§ ACTION ITEM:
Search the data below for lines that include the word "Windows" and state how many there are, nothing else.

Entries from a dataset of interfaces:
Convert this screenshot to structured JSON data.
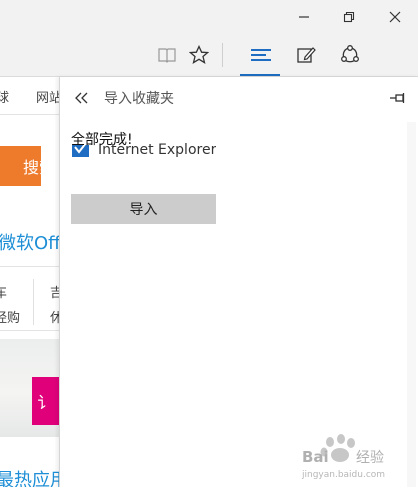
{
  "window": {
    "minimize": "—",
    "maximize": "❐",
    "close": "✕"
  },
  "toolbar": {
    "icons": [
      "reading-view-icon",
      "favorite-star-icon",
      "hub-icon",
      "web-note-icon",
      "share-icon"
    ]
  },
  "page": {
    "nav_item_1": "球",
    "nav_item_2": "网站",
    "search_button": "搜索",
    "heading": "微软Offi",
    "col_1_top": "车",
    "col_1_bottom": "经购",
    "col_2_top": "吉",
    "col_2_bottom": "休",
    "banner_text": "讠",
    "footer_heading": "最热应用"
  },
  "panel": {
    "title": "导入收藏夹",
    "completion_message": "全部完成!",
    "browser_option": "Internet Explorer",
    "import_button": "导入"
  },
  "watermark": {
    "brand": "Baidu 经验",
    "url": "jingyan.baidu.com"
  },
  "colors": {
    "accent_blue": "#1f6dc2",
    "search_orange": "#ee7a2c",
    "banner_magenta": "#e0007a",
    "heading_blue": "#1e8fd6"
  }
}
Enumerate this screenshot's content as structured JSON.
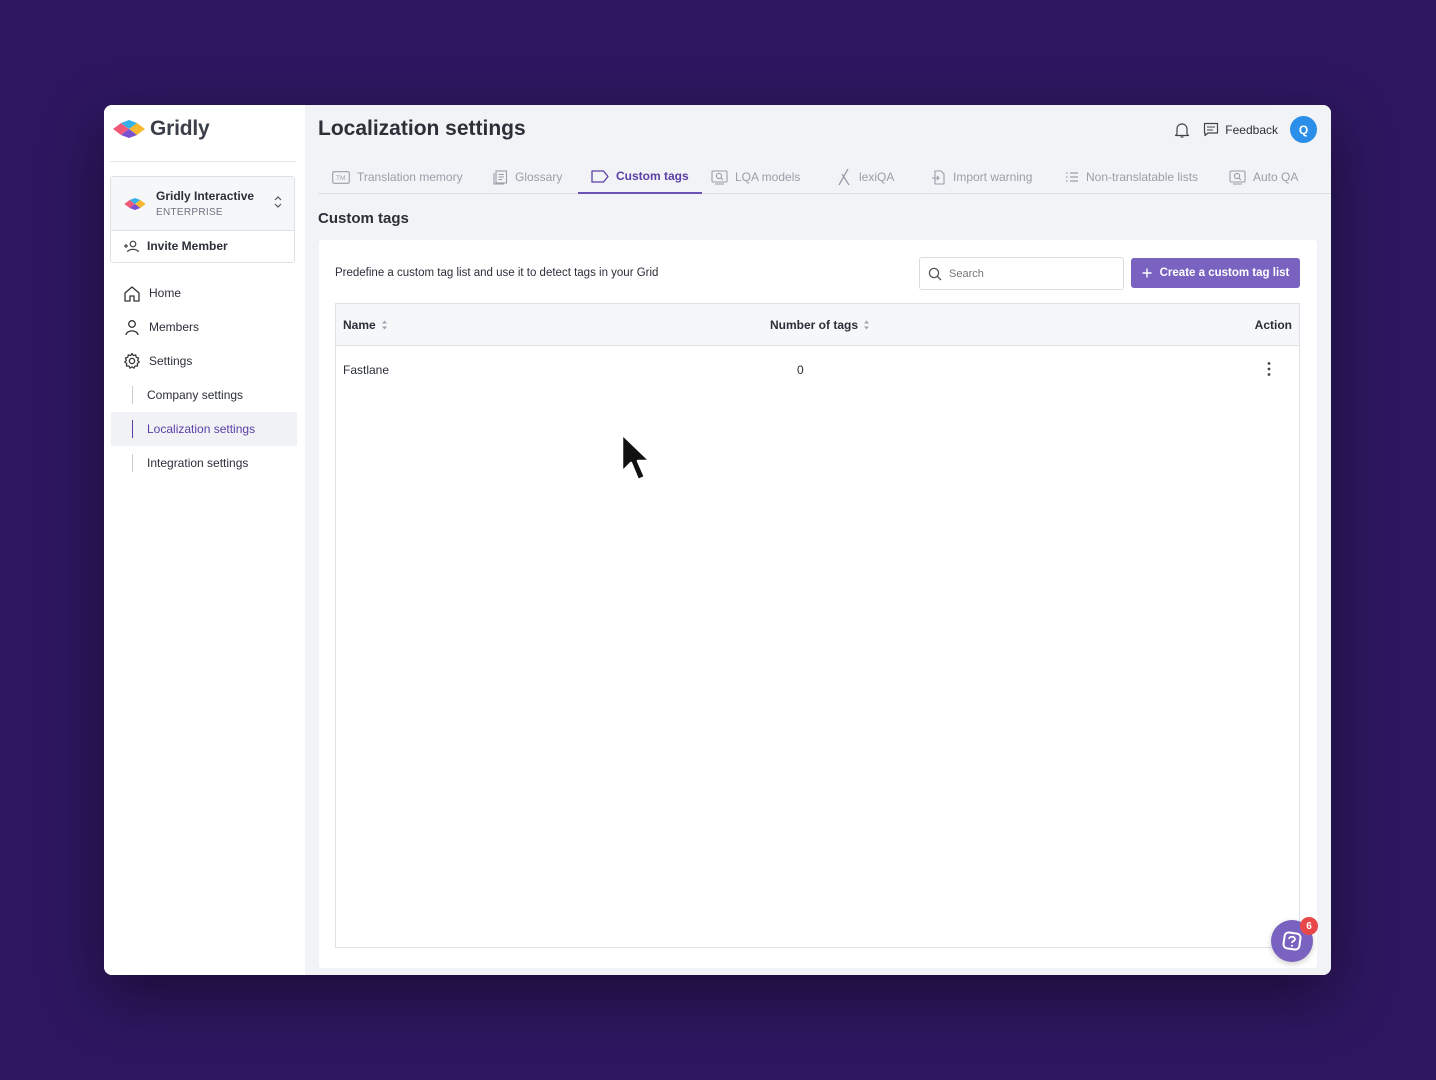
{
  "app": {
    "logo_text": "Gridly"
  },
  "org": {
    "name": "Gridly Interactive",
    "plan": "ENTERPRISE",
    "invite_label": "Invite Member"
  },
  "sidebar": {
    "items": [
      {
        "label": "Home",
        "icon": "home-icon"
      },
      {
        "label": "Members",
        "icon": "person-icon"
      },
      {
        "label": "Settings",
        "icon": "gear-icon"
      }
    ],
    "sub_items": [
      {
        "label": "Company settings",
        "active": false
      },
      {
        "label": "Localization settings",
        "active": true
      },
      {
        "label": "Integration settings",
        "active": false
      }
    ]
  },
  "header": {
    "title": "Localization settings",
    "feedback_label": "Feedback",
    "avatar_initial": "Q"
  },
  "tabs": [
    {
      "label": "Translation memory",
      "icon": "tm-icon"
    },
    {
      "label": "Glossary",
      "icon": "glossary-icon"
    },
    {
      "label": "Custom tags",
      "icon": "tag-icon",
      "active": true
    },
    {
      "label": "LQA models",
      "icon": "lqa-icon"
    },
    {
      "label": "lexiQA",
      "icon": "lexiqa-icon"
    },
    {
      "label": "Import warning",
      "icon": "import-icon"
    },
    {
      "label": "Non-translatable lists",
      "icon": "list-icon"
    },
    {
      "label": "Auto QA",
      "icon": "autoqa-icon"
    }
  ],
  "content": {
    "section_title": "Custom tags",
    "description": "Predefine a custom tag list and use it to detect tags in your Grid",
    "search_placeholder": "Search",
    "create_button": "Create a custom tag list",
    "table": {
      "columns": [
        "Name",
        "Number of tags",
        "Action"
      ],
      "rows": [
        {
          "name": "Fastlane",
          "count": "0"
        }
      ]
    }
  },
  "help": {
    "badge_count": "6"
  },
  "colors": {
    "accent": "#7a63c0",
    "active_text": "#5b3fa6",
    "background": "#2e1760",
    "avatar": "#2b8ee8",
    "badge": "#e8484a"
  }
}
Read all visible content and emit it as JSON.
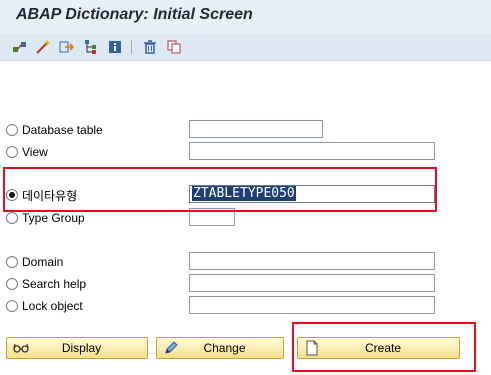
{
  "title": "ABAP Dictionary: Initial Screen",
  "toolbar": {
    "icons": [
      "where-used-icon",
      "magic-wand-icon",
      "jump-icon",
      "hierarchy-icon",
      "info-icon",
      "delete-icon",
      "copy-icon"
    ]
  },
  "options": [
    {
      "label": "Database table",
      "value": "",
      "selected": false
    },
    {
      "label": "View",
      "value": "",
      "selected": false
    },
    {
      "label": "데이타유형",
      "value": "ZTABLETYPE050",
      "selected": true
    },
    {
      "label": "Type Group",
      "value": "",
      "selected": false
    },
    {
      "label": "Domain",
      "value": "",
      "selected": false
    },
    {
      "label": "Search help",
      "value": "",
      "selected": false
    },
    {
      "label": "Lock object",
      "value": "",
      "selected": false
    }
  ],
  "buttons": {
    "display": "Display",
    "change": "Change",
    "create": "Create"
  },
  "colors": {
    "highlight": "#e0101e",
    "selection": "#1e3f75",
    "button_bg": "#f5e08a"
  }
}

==

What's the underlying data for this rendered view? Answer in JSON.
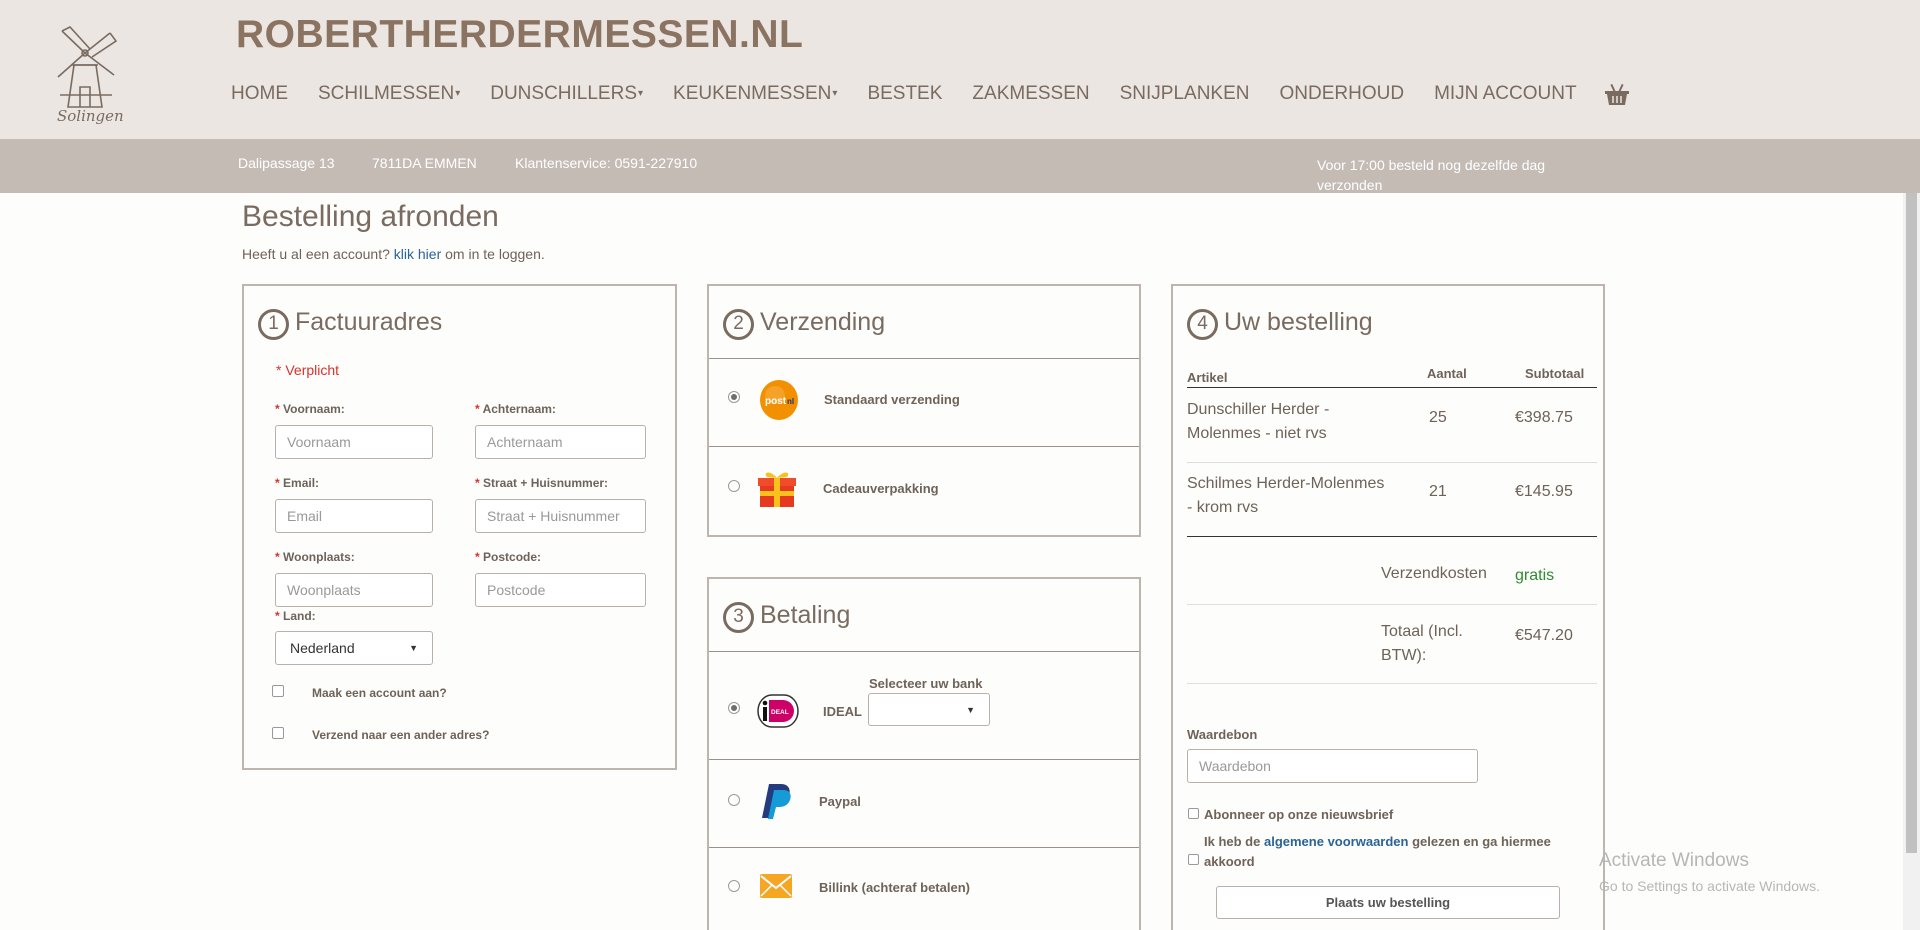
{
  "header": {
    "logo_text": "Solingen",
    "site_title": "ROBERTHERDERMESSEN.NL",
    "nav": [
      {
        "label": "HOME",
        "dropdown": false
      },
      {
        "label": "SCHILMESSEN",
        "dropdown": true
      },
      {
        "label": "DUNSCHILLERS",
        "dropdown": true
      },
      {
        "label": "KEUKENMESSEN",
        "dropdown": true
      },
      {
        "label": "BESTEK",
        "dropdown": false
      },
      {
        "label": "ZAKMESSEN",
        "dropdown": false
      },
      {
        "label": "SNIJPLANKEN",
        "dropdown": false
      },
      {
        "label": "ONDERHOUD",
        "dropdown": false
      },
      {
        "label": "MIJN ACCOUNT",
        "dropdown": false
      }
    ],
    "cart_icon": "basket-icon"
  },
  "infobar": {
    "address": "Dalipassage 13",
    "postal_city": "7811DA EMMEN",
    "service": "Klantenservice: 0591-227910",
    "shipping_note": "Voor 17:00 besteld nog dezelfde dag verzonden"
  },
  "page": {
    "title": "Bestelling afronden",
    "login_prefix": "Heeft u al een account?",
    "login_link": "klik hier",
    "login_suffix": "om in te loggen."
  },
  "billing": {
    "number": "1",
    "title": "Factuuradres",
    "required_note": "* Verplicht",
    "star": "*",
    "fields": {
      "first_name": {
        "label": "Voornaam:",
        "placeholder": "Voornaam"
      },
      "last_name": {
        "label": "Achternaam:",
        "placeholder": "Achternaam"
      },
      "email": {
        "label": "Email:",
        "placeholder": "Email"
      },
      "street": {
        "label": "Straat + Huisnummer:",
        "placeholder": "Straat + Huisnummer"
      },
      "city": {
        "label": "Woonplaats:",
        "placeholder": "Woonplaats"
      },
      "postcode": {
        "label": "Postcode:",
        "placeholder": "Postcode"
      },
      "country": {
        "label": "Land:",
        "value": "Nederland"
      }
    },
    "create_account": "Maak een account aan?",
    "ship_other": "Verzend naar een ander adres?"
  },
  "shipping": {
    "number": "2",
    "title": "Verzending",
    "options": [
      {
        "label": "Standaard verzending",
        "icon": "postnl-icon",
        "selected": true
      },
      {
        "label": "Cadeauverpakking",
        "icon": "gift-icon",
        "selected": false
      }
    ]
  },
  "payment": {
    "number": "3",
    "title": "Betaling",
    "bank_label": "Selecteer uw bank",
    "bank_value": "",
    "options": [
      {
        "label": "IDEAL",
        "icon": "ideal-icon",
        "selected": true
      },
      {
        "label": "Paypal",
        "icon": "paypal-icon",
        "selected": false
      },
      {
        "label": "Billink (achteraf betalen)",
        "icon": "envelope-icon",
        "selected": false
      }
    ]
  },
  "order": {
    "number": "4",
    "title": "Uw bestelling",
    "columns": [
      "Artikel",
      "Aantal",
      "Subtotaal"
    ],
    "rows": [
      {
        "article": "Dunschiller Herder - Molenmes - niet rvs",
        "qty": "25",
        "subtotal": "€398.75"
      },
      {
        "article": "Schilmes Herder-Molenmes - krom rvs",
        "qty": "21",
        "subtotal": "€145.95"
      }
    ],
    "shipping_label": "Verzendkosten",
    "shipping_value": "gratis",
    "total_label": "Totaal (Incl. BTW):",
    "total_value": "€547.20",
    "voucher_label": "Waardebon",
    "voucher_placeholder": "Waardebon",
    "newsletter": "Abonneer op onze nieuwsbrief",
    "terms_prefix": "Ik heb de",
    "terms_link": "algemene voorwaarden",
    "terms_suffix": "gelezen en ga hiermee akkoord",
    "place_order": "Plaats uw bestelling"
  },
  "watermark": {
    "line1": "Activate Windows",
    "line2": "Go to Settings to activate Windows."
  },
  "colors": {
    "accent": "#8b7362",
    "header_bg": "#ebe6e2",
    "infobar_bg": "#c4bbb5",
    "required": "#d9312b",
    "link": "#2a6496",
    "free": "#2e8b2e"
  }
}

§ WRITTEN RESPONSE:
2